Entries provided Block Start

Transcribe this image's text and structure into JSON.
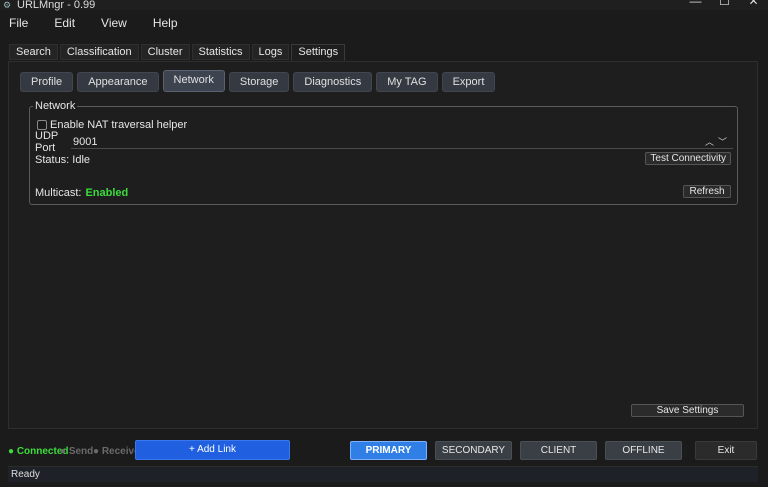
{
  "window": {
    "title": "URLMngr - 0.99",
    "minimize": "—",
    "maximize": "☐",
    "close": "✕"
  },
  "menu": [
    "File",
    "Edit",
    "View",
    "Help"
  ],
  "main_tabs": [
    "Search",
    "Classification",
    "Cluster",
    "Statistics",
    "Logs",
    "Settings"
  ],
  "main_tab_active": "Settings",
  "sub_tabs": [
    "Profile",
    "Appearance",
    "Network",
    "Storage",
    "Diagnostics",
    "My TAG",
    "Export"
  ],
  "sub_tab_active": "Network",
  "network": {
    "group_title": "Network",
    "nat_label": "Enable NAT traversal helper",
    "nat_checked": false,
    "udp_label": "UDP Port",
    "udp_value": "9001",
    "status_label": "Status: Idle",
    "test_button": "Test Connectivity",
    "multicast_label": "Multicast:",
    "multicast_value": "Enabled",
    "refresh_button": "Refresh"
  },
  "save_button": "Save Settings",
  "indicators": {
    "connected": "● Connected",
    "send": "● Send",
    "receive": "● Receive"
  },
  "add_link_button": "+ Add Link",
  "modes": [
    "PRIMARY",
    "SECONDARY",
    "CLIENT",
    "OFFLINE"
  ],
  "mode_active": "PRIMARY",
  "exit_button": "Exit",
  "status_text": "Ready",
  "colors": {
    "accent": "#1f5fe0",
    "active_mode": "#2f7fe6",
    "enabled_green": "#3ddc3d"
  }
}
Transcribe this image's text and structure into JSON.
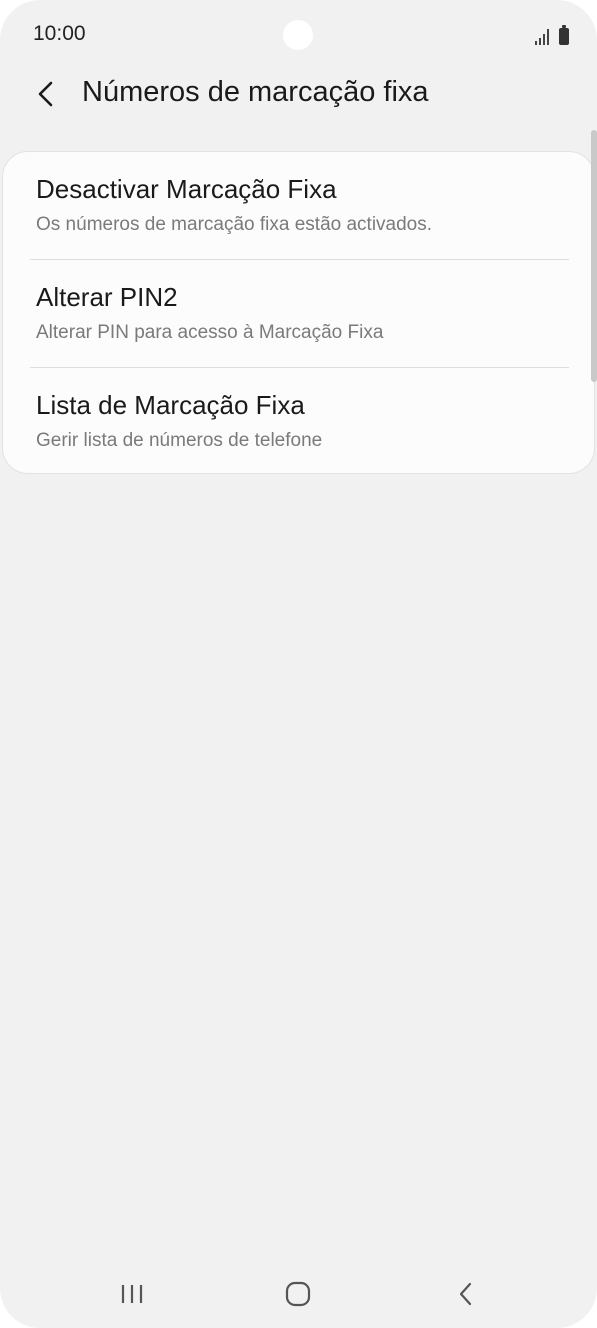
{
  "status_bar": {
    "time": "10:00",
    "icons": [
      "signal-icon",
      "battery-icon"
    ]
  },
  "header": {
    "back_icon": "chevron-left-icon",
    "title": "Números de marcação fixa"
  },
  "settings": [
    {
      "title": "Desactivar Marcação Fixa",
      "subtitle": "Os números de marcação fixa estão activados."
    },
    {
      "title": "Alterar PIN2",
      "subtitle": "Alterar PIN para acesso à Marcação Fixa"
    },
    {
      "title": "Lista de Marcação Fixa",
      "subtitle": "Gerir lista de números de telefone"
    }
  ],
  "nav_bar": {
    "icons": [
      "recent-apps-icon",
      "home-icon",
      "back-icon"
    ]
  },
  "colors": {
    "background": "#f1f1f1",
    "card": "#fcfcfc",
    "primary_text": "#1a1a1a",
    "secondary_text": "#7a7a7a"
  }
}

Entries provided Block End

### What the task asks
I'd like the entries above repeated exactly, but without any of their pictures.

### Task solution
Transcribe this image's text and structure into JSON.
{
  "window": {
    "title": "URLMngr - 0.99",
    "minimize": "—",
    "maximize": "☐",
    "close": "✕"
  },
  "menu": [
    "File",
    "Edit",
    "View",
    "Help"
  ],
  "main_tabs": [
    "Search",
    "Classification",
    "Cluster",
    "Statistics",
    "Logs",
    "Settings"
  ],
  "main_tab_active": "Settings",
  "sub_tabs": [
    "Profile",
    "Appearance",
    "Network",
    "Storage",
    "Diagnostics",
    "My TAG",
    "Export"
  ],
  "sub_tab_active": "Network",
  "network": {
    "group_title": "Network",
    "nat_label": "Enable NAT traversal helper",
    "nat_checked": false,
    "udp_label": "UDP Port",
    "udp_value": "9001",
    "status_label": "Status: Idle",
    "test_button": "Test Connectivity",
    "multicast_label": "Multicast:",
    "multicast_value": "Enabled",
    "refresh_button": "Refresh"
  },
  "save_button": "Save Settings",
  "indicators": {
    "connected": "● Connected",
    "send": "● Send",
    "receive": "● Receive"
  },
  "add_link_button": "+ Add Link",
  "modes": [
    "PRIMARY",
    "SECONDARY",
    "CLIENT",
    "OFFLINE"
  ],
  "mode_active": "PRIMARY",
  "exit_button": "Exit",
  "status_text": "Ready",
  "colors": {
    "accent": "#1f5fe0",
    "active_mode": "#2f7fe6",
    "enabled_green": "#3ddc3d"
  }
}
Transcribe this image's text and structure into JSON.
{
  "status_bar": {
    "time": "10:00",
    "icons": [
      "signal-icon",
      "battery-icon"
    ]
  },
  "header": {
    "back_icon": "chevron-left-icon",
    "title": "Números de marcação fixa"
  },
  "settings": [
    {
      "title": "Desactivar Marcação Fixa",
      "subtitle": "Os números de marcação fixa estão activados."
    },
    {
      "title": "Alterar PIN2",
      "subtitle": "Alterar PIN para acesso à Marcação Fixa"
    },
    {
      "title": "Lista de Marcação Fixa",
      "subtitle": "Gerir lista de números de telefone"
    }
  ],
  "nav_bar": {
    "icons": [
      "recent-apps-icon",
      "home-icon",
      "back-icon"
    ]
  },
  "colors": {
    "background": "#f1f1f1",
    "card": "#fcfcfc",
    "primary_text": "#1a1a1a",
    "secondary_text": "#7a7a7a"
  }
}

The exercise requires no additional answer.